**What is needed**
Find the word "time" in the listing. Copy out each line where it occurs.

**Data shown**
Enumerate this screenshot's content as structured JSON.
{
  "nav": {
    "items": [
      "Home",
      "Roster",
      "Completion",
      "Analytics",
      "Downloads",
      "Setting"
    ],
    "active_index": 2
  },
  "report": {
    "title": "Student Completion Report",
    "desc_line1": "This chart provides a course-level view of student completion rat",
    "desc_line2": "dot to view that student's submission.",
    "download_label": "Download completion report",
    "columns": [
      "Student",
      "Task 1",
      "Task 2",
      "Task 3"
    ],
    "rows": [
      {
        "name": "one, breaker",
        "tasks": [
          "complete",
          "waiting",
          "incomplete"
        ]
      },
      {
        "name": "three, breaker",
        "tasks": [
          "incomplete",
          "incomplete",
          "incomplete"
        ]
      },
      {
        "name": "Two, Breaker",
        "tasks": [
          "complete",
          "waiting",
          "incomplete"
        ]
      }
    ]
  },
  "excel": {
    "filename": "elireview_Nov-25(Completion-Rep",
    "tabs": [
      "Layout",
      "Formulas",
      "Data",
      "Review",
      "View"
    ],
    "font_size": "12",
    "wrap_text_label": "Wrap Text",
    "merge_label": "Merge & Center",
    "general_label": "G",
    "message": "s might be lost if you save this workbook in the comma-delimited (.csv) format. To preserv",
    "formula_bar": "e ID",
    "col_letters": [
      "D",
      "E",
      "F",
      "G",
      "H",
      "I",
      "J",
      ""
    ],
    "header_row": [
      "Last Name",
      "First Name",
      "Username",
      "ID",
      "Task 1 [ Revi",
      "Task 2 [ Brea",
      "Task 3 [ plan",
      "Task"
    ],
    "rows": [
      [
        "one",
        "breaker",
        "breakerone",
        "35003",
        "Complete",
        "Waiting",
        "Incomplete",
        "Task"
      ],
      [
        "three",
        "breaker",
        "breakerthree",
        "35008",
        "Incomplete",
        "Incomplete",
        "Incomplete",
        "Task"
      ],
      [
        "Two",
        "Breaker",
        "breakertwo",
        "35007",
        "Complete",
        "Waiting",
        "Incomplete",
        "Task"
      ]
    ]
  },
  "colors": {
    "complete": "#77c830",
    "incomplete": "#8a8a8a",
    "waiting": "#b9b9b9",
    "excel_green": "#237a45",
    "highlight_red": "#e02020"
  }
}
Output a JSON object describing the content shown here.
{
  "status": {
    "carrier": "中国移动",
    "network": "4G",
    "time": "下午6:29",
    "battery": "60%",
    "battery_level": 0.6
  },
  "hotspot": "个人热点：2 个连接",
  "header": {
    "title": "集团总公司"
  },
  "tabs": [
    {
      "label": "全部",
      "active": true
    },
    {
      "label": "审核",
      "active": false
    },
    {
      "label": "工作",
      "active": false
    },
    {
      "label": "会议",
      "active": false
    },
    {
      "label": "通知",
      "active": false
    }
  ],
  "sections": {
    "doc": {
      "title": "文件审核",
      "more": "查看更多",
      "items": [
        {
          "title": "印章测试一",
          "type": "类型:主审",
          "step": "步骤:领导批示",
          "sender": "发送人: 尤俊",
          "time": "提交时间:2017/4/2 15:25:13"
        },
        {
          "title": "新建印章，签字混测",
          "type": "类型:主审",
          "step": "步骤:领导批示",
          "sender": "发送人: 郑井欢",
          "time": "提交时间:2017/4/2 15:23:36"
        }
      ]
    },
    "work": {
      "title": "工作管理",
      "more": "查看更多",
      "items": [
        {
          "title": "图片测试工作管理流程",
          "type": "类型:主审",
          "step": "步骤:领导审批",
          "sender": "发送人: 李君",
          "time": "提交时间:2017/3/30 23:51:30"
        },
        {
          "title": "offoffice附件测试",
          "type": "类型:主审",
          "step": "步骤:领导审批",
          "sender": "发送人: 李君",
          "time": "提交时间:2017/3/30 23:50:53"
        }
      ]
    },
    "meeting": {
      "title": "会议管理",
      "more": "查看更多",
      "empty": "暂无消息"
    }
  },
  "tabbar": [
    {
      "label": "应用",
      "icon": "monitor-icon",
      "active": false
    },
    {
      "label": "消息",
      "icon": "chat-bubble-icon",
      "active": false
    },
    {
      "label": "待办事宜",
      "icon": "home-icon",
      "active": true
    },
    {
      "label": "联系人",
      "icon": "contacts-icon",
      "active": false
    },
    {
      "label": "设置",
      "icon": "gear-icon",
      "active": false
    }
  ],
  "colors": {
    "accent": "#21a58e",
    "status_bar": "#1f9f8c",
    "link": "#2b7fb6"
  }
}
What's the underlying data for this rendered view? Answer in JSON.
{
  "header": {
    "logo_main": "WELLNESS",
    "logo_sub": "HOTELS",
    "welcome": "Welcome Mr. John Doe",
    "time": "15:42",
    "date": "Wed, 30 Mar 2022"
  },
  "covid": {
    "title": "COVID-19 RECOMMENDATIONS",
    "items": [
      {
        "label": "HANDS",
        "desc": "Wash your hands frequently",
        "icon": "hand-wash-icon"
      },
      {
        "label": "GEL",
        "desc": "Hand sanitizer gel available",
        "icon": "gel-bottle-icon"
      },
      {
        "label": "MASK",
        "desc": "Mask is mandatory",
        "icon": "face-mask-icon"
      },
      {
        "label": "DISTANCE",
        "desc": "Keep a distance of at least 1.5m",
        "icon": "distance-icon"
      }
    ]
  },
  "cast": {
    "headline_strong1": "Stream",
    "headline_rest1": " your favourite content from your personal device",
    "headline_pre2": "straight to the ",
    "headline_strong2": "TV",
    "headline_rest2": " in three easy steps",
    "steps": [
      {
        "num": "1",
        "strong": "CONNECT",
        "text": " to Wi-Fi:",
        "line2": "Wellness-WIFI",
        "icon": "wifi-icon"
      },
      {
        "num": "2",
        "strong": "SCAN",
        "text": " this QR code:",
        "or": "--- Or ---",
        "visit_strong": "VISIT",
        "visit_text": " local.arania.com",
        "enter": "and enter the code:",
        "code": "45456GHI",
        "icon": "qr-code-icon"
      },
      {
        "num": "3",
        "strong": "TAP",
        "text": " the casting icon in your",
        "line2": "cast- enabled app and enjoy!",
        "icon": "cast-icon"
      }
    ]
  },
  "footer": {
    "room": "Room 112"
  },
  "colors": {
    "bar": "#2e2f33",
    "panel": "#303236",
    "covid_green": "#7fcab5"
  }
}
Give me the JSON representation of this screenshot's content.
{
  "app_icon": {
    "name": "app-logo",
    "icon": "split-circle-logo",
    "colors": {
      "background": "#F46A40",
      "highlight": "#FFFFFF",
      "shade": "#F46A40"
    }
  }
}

**Your response**
    "time": "下午6:29",
          "time": "提交时间:2017/4/2 15:25:13"
          "time": "提交时间:2017/4/2 15:23:36"
          "time": "提交时间:2017/3/30 23:51:30"
          "time": "提交时间:2017/3/30 23:50:53"
    "time": "15:42",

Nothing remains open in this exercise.